But today, there’s not a lot I want to buy that’s $5 or less – maybe a burger from a fast food restaurant or a sweet treat from my favorite bakery. About the only time I feel like that $5 is well-spent is when I use it to support Minnesota Public Radio (MPR) as a sustainer. It doesn’t feel like a lot to me, but I know it makes a difference for them, especially when all of us sustainers join together to magnify our impact.
Our first “Ask the Classy Frugalist” post of the year is all about New Year’s resolutions. There’s a lot of research about New Year’s resolutions out there. Did you know that just 8% of people achieve their New Year’s resolutions? And 80% fail by February? The statistics are so discouraging it’s easy to wonder if you should even make one. Instead of creating a specific resolution for myself this year, I prefer the idea of setting an intention that can pervade all different parts of my life. As an avid yogi, I’m accustomed to setting an intention at the beginning of a practice and seeing how that intention comes to life on and off the mat.
This holiday season has felt different for me. As I’ve listened to holiday music, watched Christmas classics, and enjoyed the light displays, I’ve found myself more drawn to the message of Advent than the message of Christmas. In the Christian tradition, Advent is a season of waiting — waiting for the birth of Jesus. We are reminded of our ancestors who waited expectantly for centuries for the coming of the Messiah.
With the holiday season in full swing, the big financial item on many people’s minds is gifts. My husband and I are no exception. Ever since the week of Thanksgiving, my husband and I have been in constant conversation about gift giving: Who do we still need to buy gifts for? Did we ever figure out something for X person on the list? Will everything arrive in time? But, the biggest question on our minds of late is: What will we give each other?
A few weeks ago, I was traveling for work. When I landed at the airport, I went to Enterprise to rent a car and was greeted by a woman about my age who gave me exceptional service. Even though the facility was small, crowded, and noisy, she spoke clearly, worked efficiently, and smiled effortlessly. I was out of there and into my rental car in no time. As I was leaving, she gave me her card and invited me to contact her manager if I had received good service. She mentioned that she was up for a promotion and that any feedback would be really helpful.
For many of us, an employer retirement account is a given … but what if you’re self-employed? This week’s question comes from a reader who is a freelance actor, and her spouse is a freelancer, too. She wants to start saving for retirement early, but she’s not sure what her options are since she doesn’t qualify for an employer-sponsored 401(k) program.
Happy Black Friday! Today, you’re in for a brief, bonus post highlighting my Black Friday deal. Just in case you missed it, I’m offering my Marriage & Money survey + a bonus 30-minute ($149 value) coaching session all for just $49! That’s $100 off!

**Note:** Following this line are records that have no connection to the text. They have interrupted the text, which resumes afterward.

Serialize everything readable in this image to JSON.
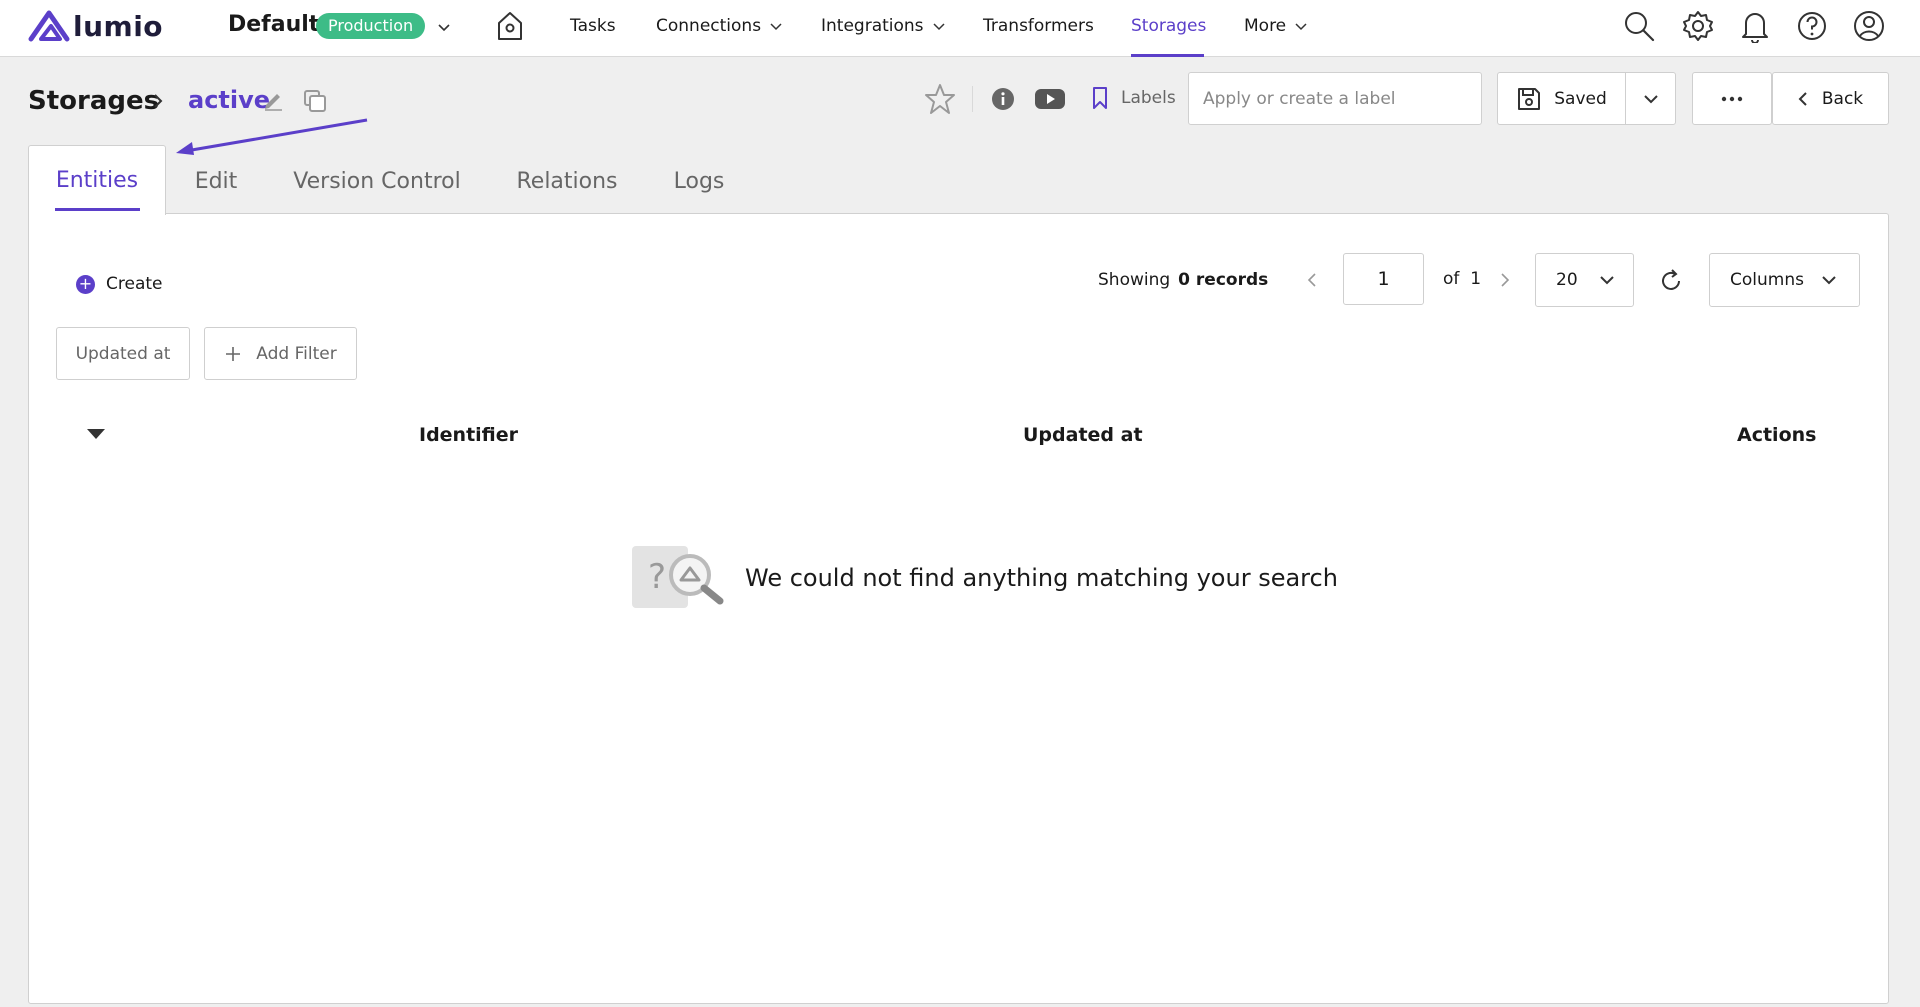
{
  "brand": {
    "name": "lumio",
    "accent": "#5b3fc9",
    "success": "#3dbc87"
  },
  "env": {
    "name": "Default",
    "badge": "Production"
  },
  "nav": {
    "tasks": "Tasks",
    "connections": "Connections",
    "integrations": "Integrations",
    "transformers": "Transformers",
    "storages": "Storages",
    "more": "More"
  },
  "header": {
    "title": "Storages",
    "current": "active",
    "labels": "Labels",
    "label_placeholder": "Apply or create a label",
    "saved": "Saved",
    "back": "Back"
  },
  "tabs": [
    "Entities",
    "Edit",
    "Version Control",
    "Relations",
    "Logs"
  ],
  "toolbar": {
    "create": "Create",
    "showing_prefix": "Showing",
    "showing_count": "0 records",
    "page": "1",
    "of": "of",
    "total_pages": "1",
    "per_page": "20",
    "columns": "Columns"
  },
  "filters": {
    "updated_at": "Updated at",
    "add_filter": "Add Filter"
  },
  "table": {
    "columns": [
      "Identifier",
      "Updated at",
      "Actions"
    ]
  },
  "empty": {
    "message": "We could not find anything matching your search"
  },
  "icons": [
    "home-icon",
    "search-icon",
    "gear-icon",
    "bell-icon",
    "help-icon",
    "user-icon",
    "star-icon",
    "info-icon",
    "youtube-icon",
    "bookmark-icon",
    "save-icon",
    "refresh-icon"
  ]
}
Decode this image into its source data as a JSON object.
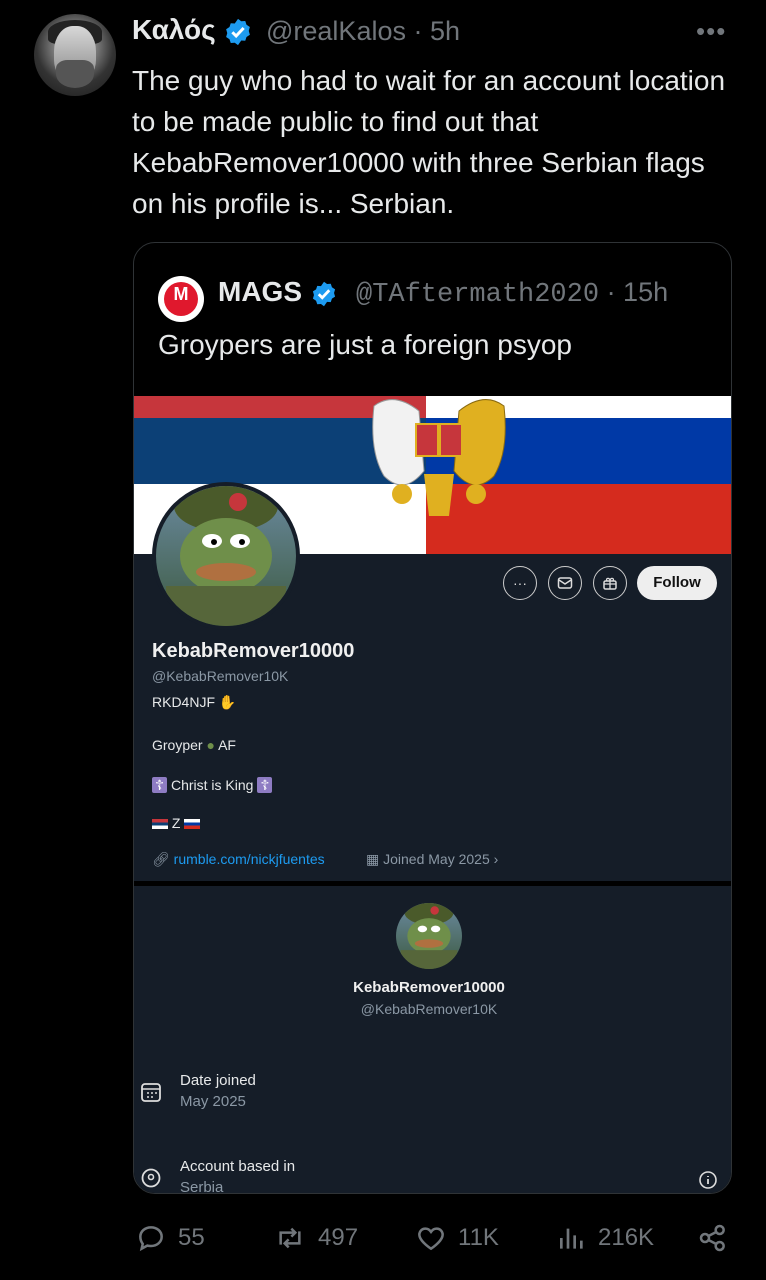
{
  "tweet": {
    "author_name": "Καλός",
    "handle": "@realKalos",
    "time": "· 5h",
    "more": "•••",
    "text": "The guy who had to wait for an account location to be made public to find out that KebabRemover10000 with three Serbian flags on his profile is... Serbian."
  },
  "quote": {
    "author_name": "MAGS",
    "handle": "@TAftermath2020",
    "time": "· 15h",
    "text": "Groypers are just a foreign psyop",
    "avatar_letter": "M"
  },
  "profile": {
    "name": "KebabRemover10000",
    "handle": "@KebabRemover10K",
    "follow_label": "Follow",
    "more_label": "···",
    "bio_line1": "RKD4NJF",
    "bio_line2a": "Groyper",
    "bio_line2b": "AF",
    "bio_line3": "Christ is King",
    "bio_line4": "Z",
    "link": "rumble.com/nickjfuentes",
    "joined": "Joined May 2025"
  },
  "about": {
    "name": "KebabRemover10000",
    "handle": "@KebabRemover10K",
    "date_label": "Date joined",
    "date_value": "May 2025",
    "location_label": "Account based in",
    "location_value": "Serbia"
  },
  "actions": {
    "replies": "55",
    "reposts": "497",
    "likes": "11K",
    "views": "216K"
  },
  "colors": {
    "verified": "#1d9bf0",
    "serbia_red": "#c6363c",
    "serbia_blue": "#0c4076",
    "russia_blue": "#0039a6",
    "russia_red": "#d52b1e"
  }
}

Thanksgiving is my favorite holiday. In my family, this is generally the only time during the year that we are all able to be together. Aunts, uncles, grandparents, and cousins come from far and wide to my parents’ home in St. Louis for a few days to reconnect, eat good food, shop, and relive old memories. My dad — who used to be a caterer — is the chef, and he consistently wows his audience with course after course of amazing dishes. It’s always quite a feast.